═══ Provided data ═══

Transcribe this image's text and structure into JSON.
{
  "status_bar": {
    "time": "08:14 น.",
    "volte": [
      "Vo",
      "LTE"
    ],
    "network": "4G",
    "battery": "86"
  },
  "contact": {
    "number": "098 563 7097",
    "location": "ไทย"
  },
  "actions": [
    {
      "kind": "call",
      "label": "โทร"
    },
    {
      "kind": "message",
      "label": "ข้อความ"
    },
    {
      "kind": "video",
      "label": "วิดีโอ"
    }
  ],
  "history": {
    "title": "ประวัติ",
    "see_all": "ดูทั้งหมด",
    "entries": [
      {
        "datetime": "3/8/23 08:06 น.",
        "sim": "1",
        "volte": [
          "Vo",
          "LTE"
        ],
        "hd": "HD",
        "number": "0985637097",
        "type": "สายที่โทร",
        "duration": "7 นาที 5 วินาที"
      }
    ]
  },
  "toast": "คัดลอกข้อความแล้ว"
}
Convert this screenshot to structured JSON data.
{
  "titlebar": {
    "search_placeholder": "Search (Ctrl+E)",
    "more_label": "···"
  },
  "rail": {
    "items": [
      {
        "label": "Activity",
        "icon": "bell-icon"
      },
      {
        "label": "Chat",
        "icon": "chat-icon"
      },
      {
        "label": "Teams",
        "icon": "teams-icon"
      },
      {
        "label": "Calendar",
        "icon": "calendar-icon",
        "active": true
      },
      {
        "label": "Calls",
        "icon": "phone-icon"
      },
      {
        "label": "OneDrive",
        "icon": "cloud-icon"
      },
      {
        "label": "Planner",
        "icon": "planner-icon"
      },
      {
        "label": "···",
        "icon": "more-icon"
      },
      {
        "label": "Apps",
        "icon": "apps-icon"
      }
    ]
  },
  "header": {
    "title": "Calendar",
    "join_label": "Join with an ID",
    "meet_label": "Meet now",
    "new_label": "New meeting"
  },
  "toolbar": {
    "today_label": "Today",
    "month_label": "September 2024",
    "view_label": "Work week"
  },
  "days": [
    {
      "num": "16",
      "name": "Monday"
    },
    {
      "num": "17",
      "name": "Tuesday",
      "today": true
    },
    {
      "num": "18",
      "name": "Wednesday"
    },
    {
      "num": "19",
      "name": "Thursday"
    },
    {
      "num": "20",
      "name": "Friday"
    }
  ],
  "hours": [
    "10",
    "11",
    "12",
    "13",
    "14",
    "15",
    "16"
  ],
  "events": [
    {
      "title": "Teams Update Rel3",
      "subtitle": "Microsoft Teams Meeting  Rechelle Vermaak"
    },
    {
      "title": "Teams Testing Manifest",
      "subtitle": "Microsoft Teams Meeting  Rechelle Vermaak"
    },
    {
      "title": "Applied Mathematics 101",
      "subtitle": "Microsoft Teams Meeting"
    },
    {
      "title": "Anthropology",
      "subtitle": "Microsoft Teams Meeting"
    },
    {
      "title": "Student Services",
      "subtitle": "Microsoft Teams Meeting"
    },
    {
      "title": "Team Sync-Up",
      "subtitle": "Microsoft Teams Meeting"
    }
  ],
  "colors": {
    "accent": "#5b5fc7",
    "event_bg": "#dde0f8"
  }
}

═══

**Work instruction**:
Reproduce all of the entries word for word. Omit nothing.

**Task response**:
Transcribe this image's text and structure into JSON.
{
  "status_bar": {
    "time": "08:14 น.",
    "volte": [
      "Vo",
      "LTE"
    ],
    "network": "4G",
    "battery": "86"
  },
  "contact": {
    "number": "098 563 7097",
    "location": "ไทย"
  },
  "actions": [
    {
      "kind": "call",
      "label": "โทร"
    },
    {
      "kind": "message",
      "label": "ข้อความ"
    },
    {
      "kind": "video",
      "label": "วิดีโอ"
    }
  ],
  "history": {
    "title": "ประวัติ",
    "see_all": "ดูทั้งหมด",
    "entries": [
      {
        "datetime": "3/8/23 08:06 น.",
        "sim": "1",
        "volte": [
          "Vo",
          "LTE"
        ],
        "hd": "HD",
        "number": "0985637097",
        "type": "สายที่โทร",
        "duration": "7 นาที 5 วินาที"
      }
    ]
  },
  "toast": "คัดลอกข้อความแล้ว"
}
Convert this screenshot to structured JSON data.
{
  "titlebar": {
    "search_placeholder": "Search (Ctrl+E)",
    "more_label": "···"
  },
  "rail": {
    "items": [
      {
        "label": "Activity",
        "icon": "bell-icon"
      },
      {
        "label": "Chat",
        "icon": "chat-icon"
      },
      {
        "label": "Teams",
        "icon": "teams-icon"
      },
      {
        "label": "Calendar",
        "icon": "calendar-icon",
        "active": true
      },
      {
        "label": "Calls",
        "icon": "phone-icon"
      },
      {
        "label": "OneDrive",
        "icon": "cloud-icon"
      },
      {
        "label": "Planner",
        "icon": "planner-icon"
      },
      {
        "label": "···",
        "icon": "more-icon"
      },
      {
        "label": "Apps",
        "icon": "apps-icon"
      }
    ]
  },
  "header": {
    "title": "Calendar",
    "join_label": "Join with an ID",
    "meet_label": "Meet now",
    "new_label": "New meeting"
  },
  "toolbar": {
    "today_label": "Today",
    "month_label": "September 2024",
    "view_label": "Work week"
  },
  "days": [
    {
      "num": "16",
      "name": "Monday"
    },
    {
      "num": "17",
      "name": "Tuesday",
      "today": true
    },
    {
      "num": "18",
      "name": "Wednesday"
    },
    {
      "num": "19",
      "name": "Thursday"
    },
    {
      "num": "20",
      "name": "Friday"
    }
  ],
  "hours": [
    "10",
    "11",
    "12",
    "13",
    "14",
    "15",
    "16"
  ],
  "events": [
    {
      "title": "Teams Update Rel3",
      "subtitle": "Microsoft Teams Meeting  Rechelle Vermaak"
    },
    {
      "title": "Teams Testing Manifest",
      "subtitle": "Microsoft Teams Meeting  Rechelle Vermaak"
    },
    {
      "title": "Applied Mathematics 101",
      "subtitle": "Microsoft Teams Meeting"
    },
    {
      "title": "Anthropology",
      "subtitle": "Microsoft Teams Meeting"
    },
    {
      "title": "Student Services",
      "subtitle": "Microsoft Teams Meeting"
    },
    {
      "title": "Team Sync-Up",
      "subtitle": "Microsoft Teams Meeting"
    }
  ],
  "colors": {
    "accent": "#5b5fc7",
    "event_bg": "#dde0f8"
  }
}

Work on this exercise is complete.